Take the 2-minute tour ×
Stack Overflow is a question and answer site for professional and enthusiast programmers. It's 100% free, no registration required.

I'm working on a coding project where we need to write a vigenere cypher in Haskell. I've spent hours and made little progress, but I'm stuck on one particular part. Here is my code so far:

--Program: VigCipher.hs
--Author: Mouse

import Data.Char
import Text.Printf

--Changes letters to their numerical value
let2int   :: Char -> Int
let2int c = ord c - ord 'a'

--Changes numerical values to letters
int2let   :: Int -> Char
int2let n = chr (ord 'a' + n)

--Shift letter by n mod 26 places
shift :: Int -> Char -> Char
shift n c | isLower c = int2let ((let2int c + n) `mod` 26)
      | otherwise = c

--Encoding function
encode         :: String -> String -> [Char]
encode key msg = [shift (26 - let2int (key !! a) | a <- as) (msg !! a) | x <- zip (cycle key)msg]

My issue is in the Encoding function: I want the function to examine and change the char at every index of both the key and the message that's supposed to be encoded. I'm under the impression that the what I have should work, but when I run it I get parsing errors because of the | in: (key !! a) | a <- as). I don't know how to fix that, much less how to actually get the program examining/changing letters at each index like I want. Could someone please help?

share|improve this question
it might be helpful if you include the error –  Adam Feb 27 '13 at 19:56

2 Answers 2

With parallel list comprehensions enabled (by sticking {-# LANGUAGE ParallelListComp #-} at the top of your file, or by entering :set -XParallelListComp in GHCi), you can write:

encode key msg = [shift (26 - let2int k) m | k <- cycle key | m <- msg]

This will be desugared to

encode key msg = [shift (26 - let2int k) m | (k,m) <- zip (cycle key) msg] 

which is the same as

encode key msg = zipWith (\k m -> shift (26 - let2int k) m) (cycle key) msg

i.e. dave4420's solution. His solution is a lot more idiomatical and does not depend on GHC extensions - so use that one by all means! Just thought I'd show a nice and compact way of writing it.
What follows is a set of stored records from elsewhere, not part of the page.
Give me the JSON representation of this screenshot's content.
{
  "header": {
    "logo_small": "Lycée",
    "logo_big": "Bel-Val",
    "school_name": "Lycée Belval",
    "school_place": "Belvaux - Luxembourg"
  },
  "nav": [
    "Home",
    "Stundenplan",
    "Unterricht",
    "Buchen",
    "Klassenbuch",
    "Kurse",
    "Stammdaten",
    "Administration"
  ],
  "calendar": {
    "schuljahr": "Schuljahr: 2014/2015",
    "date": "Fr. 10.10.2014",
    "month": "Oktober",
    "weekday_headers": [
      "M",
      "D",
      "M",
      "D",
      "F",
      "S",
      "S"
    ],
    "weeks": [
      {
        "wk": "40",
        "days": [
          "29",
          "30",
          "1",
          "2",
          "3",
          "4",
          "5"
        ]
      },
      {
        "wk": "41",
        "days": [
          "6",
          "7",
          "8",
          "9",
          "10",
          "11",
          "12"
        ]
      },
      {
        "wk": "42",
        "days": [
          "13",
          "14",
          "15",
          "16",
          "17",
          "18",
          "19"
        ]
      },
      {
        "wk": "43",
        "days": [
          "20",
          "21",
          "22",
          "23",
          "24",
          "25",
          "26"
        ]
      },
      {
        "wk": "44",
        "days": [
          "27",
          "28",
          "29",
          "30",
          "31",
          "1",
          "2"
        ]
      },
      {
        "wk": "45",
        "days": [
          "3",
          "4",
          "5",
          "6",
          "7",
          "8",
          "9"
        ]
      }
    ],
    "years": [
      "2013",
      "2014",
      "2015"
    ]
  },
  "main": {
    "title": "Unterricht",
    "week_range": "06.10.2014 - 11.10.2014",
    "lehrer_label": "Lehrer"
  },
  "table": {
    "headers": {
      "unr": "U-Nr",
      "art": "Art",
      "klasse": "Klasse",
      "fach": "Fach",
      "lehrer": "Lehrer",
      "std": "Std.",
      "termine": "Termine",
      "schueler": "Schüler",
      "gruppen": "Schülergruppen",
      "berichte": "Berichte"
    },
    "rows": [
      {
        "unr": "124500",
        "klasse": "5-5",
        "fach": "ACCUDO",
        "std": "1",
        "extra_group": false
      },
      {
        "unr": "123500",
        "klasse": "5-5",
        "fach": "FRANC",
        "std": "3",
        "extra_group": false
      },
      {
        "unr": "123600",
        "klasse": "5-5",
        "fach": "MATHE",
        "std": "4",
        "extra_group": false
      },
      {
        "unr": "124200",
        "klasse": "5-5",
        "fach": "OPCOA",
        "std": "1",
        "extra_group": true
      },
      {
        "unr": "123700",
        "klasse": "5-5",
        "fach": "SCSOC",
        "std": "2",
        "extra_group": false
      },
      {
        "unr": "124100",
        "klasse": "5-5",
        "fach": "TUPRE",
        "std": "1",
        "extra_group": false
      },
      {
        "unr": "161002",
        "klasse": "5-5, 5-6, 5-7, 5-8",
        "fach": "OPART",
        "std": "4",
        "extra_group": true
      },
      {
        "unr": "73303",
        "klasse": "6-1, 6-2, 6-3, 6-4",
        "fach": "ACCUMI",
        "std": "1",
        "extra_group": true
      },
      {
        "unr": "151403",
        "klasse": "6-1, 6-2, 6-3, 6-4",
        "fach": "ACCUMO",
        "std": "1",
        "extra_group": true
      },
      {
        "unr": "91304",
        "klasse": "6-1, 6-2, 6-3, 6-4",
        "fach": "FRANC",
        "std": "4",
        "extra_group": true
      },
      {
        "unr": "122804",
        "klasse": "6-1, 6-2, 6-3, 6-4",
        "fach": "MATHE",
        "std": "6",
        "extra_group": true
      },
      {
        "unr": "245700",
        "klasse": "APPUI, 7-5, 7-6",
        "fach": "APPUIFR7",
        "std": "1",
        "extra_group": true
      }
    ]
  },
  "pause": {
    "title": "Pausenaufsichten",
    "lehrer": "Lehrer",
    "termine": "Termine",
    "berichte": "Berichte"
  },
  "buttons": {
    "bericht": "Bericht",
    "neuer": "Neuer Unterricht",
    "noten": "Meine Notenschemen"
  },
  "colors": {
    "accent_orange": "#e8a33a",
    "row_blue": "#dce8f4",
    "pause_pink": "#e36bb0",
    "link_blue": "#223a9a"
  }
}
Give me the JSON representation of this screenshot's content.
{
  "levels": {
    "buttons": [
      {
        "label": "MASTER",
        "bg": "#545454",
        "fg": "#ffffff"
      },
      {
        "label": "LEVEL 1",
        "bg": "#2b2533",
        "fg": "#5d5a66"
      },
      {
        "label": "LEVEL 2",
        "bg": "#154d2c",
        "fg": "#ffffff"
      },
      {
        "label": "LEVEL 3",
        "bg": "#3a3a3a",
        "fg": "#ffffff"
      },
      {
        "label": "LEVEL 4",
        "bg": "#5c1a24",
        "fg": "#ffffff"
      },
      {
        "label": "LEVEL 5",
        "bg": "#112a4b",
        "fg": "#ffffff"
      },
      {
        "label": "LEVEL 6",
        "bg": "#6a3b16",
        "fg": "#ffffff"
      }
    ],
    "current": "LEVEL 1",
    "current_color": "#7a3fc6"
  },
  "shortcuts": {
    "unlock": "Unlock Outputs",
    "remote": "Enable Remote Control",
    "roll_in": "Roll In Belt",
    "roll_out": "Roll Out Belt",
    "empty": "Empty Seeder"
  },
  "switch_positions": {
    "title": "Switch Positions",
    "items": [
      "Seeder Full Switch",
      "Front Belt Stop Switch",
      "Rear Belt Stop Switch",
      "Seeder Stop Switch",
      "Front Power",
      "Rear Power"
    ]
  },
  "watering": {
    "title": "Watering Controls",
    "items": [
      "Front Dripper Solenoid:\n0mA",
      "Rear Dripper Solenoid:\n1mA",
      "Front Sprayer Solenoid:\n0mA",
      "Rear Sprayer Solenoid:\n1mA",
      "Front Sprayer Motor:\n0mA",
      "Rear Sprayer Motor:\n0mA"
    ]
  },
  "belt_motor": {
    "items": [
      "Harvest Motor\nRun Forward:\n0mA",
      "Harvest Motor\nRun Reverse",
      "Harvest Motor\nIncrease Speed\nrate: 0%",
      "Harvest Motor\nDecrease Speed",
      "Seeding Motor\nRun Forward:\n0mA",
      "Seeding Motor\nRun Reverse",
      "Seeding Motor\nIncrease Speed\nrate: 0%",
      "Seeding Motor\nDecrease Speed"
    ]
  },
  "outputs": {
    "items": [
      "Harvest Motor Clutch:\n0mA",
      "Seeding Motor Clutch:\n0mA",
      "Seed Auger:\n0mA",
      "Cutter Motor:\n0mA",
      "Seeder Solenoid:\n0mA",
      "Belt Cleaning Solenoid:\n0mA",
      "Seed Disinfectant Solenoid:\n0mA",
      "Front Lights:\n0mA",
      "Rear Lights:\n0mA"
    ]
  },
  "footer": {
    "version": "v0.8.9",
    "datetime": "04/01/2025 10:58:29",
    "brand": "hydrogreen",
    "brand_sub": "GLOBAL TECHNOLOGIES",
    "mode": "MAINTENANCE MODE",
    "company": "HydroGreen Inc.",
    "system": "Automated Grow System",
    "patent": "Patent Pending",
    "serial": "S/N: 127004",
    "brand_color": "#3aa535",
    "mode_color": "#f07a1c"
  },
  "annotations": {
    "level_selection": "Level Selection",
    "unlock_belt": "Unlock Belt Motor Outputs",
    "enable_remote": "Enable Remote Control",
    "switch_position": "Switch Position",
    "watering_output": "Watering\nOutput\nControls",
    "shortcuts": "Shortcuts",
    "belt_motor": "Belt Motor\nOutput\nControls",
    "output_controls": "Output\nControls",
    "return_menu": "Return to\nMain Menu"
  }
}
share|improve this answer
+1 for the link on parallel list comprehension, thanks I've learned something new :) –  zurgl Mar 1 '13 at 13:47

The syntax is

[element | bindings, guards]

Your syntax errors are that

  • there are two | signs
  • the first | occurs before the element-part has finished (count the parentheses)

So try

encode key msg = [shift (26 - let2int (key !! a)) (msg !! a)
                 | a <- as, x <- zip (cycle key) msg]

Your next error is because you haven't defined as anywhere. (And you don't appear to be using x.)

Edit: In the comments, you say you have changed your code to

encode key msg = [shift (26 - let2int (x)) (msg) | x <- zipWith (fst() key msg)]

and you say you are confused that you are getting an error message indicating that you have not given zipWith the three arguments it requires.

You have given zipWith one argument, and it is (fst() key msg).

What I envisaged you changing your code to, was something like

encode key msg = zipWith f (cycle key) msg
  where f keyElem msgElem = shift (26 - let2int keyElem) msgElem
share|improve this answer
so if I wanted it to go through each index of the message and change it, should I just change as to length (msg)? –  Mouse Feb 27 '13 at 20:03
No, because as has to be a list. So replace it with [0 .. length msg - 1]. But note that using !! is often a bad idea (linked lists are not arrays): you could rewrite the shift expression in terms of zipWith and get rid of the a variable altogether. –  dave4420 Feb 27 '13 at 20:07
by rewrite do you mean rewrite the shift method or rewrite where I use shift in the encoding method? –  Mouse Feb 27 '13 at 20:14
I worded it badly before, sorry. I mean to rewrite encode so that it uses zipWith and shift instead of using a list comprehension and shift. –  dave4420 Feb 27 '13 at 20:25
Alright, I've edited the code to use zipWith, but it's now giving me errors because it thinks I'm using too few arguments. This is what I've got: encode key msg = [shift (26 - let2int (x)) (msg) | x <- zipWith (fst() key msg)] Yet the zipWith function should use 3 parameters just like I've passed, correct? –  Mouse Feb 27 '13 at 20:44

Your Answer


By posting your answer, you agree to the privacy policy and terms of service.

Not the answer you're looking for? Browse other questions tagged or ask your own question.